#### [Brief]
List every line in this data where the string "subtitle" occurs.

[Start of section]

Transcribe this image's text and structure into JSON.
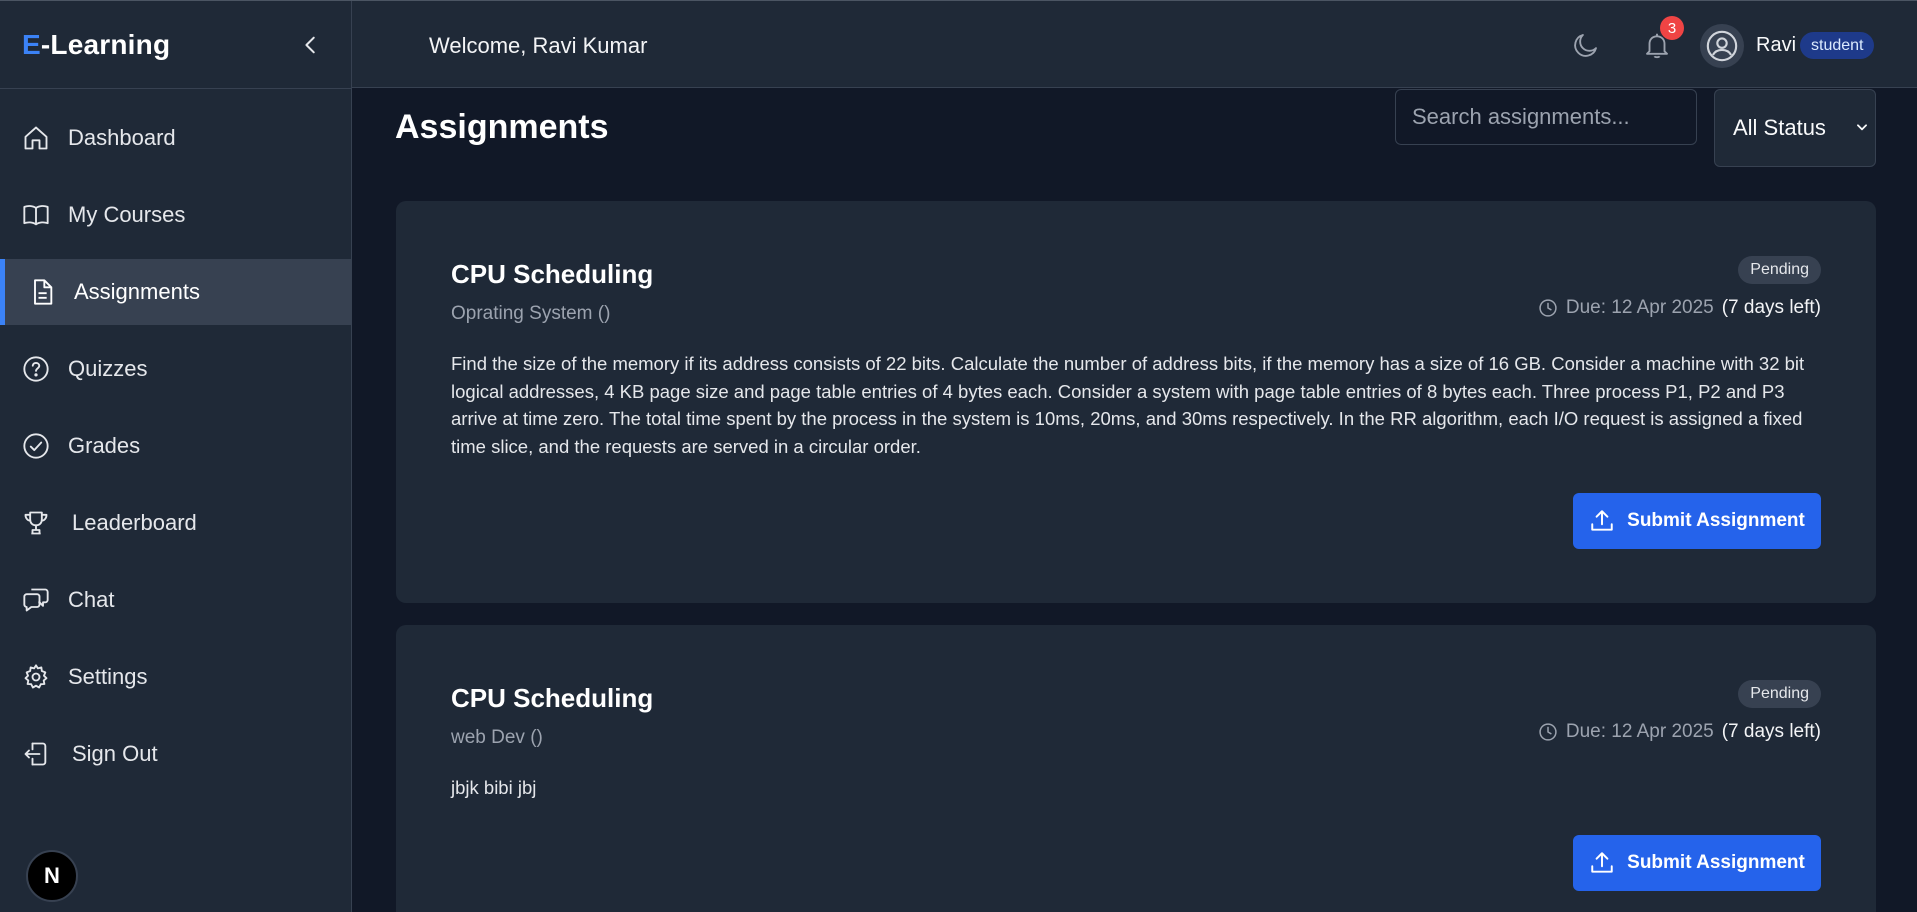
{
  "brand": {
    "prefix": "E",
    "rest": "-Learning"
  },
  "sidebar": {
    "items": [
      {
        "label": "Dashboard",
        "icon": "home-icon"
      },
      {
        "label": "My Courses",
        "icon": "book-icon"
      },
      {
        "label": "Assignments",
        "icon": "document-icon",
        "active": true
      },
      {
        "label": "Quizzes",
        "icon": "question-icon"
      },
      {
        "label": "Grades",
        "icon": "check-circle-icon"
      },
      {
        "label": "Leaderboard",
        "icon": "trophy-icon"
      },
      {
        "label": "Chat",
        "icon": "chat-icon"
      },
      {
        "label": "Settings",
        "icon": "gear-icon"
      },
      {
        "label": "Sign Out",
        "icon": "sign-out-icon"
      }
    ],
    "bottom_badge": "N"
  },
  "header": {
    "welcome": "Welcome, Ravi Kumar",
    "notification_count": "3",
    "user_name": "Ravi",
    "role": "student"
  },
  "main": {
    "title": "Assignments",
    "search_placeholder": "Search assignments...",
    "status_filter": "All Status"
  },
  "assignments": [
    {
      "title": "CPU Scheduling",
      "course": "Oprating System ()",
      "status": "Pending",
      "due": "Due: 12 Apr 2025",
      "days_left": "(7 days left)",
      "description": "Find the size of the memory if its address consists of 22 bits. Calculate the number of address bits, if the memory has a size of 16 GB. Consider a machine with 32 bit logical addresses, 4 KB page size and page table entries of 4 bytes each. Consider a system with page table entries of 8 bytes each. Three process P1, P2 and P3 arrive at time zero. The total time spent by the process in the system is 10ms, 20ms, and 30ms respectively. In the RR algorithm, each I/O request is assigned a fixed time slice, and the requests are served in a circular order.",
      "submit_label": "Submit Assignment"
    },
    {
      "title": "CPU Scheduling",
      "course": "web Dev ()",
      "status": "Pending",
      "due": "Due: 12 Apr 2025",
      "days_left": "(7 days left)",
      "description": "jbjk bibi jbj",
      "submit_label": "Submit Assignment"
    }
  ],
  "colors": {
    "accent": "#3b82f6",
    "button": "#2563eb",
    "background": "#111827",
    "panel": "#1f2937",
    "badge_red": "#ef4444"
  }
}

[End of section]
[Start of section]

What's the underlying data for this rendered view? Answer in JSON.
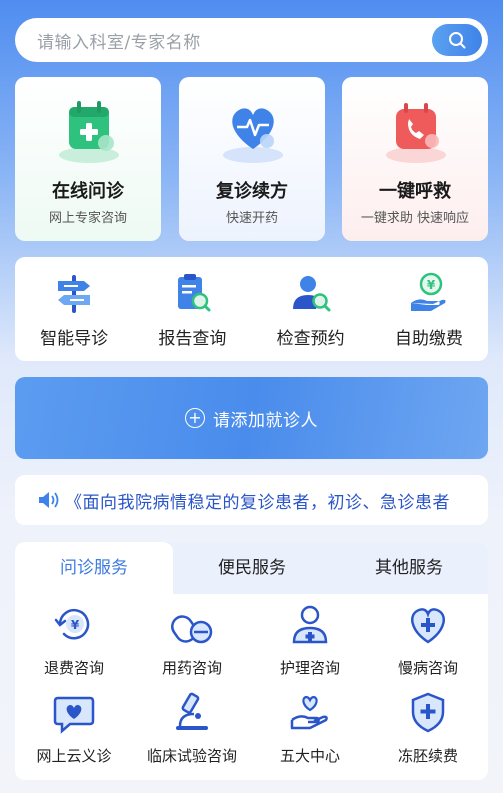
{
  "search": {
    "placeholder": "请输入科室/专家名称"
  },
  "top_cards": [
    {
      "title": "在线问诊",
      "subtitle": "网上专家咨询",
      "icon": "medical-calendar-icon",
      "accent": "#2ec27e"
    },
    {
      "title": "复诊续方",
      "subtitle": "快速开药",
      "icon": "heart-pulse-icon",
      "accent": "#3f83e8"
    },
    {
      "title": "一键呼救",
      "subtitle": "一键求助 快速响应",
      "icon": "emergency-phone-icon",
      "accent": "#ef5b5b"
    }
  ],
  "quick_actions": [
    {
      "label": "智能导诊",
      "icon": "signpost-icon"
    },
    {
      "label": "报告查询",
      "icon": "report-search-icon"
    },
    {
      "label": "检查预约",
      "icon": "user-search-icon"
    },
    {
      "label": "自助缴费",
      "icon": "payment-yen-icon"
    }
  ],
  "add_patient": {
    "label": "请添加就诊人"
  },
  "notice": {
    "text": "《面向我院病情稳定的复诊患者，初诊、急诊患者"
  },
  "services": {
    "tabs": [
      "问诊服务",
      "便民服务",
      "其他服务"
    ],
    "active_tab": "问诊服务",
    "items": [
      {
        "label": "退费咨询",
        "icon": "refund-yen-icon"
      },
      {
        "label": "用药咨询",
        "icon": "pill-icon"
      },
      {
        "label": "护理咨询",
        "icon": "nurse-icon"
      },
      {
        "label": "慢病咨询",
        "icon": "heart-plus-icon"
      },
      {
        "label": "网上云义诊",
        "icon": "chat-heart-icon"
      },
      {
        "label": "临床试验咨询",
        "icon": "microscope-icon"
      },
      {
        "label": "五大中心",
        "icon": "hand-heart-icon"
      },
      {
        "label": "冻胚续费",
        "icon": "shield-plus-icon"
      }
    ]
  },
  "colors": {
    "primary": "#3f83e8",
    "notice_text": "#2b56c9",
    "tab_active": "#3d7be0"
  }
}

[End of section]

#### [Result of this task]
      "subtitle": "网上专家咨询",
      "subtitle": "快速开药",
      "subtitle": "一键求助 快速响应",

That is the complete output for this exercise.